Combined with local granite or other hard rock, carbon fibers enable completely new construction materials and building materials. Theoretical calculations show that when the carbon fibers are made from algae oil, the production of the innovative materials deprives the atmosphere of more carbon dioxide than is released. One of the Technical University of Munich (TUM) The research project mentioned is intended to further advance these technologies.
Manufacturing processes that consume more carbon dioxide than they release themselves are categorized by the latest World Climate Report (IPCC Special Report on Global Warming of 1.5 ° C) as an important option to tackle climate change. The aim of the recently launched project entitled "Green Carbon" is to develop algae-based manufacturing processes for polymers and carbon fiber-based lightweight construction materials that can be used, for example, in the aviation and automotive industries.

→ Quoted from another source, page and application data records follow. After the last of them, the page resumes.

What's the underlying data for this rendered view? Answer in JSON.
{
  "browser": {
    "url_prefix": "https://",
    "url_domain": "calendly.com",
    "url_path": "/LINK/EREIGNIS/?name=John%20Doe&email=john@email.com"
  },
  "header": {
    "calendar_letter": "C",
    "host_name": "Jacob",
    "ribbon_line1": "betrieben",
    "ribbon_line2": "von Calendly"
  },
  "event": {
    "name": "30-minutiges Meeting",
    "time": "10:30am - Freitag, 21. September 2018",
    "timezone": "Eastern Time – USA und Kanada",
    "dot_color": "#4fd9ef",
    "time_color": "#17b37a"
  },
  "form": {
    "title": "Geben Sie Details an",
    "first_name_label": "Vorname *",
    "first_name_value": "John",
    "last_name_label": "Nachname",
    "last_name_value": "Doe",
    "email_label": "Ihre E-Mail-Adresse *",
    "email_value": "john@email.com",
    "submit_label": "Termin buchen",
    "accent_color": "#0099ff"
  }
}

The development of the various processes of technological, economic and sustainability analyzes is accompanied. The research work of the TU Munich promotes the Federal Ministry of Education and Research (BMBF) with approximately 6,5 million.
Due to their rapid growth, microalgae, as cultivated in the globally unique algae technology on the Ludwig Bölkow campus of the Technical University of Munich, can produce the greenhouse gas CO2 actively store in the form of biomass. CO2 is bound in the form of sugars and algae oil. From these, starting materials for various industrial processes can be obtained with chemical and biotechnological processes.
Oil-producing yeasts, for example, produce yeast oil from algae sugars, a source of sustainable plastics. In addition, the yeast oil can be enzymatically split into glycerol and free fatty acids. The free fatty acids are the starting material for other products, including high-quality additives for lubricants; The glycerine can be converted into carbon fibers.
In the further course of the project, the plastics are combined with the carbon fibers to form corresponding composite materials. "The carbon fibers produced from algae are absolutely identical to the fibers currently used in industry," says Project Manager Thomas Brück, Professor of Synthetic Biotechnology at the Technical University of Munich. "They can therefore be used for all standard processes in aircraft and automotive engineering."
In addition, carbon fiber and hard stone can be used to produce novel construction materials using a process developed by the industrial partner Technocarbon Technologies. Not only do you have a negative CO2Balance, but are lighter than aluminum and more stable than steel.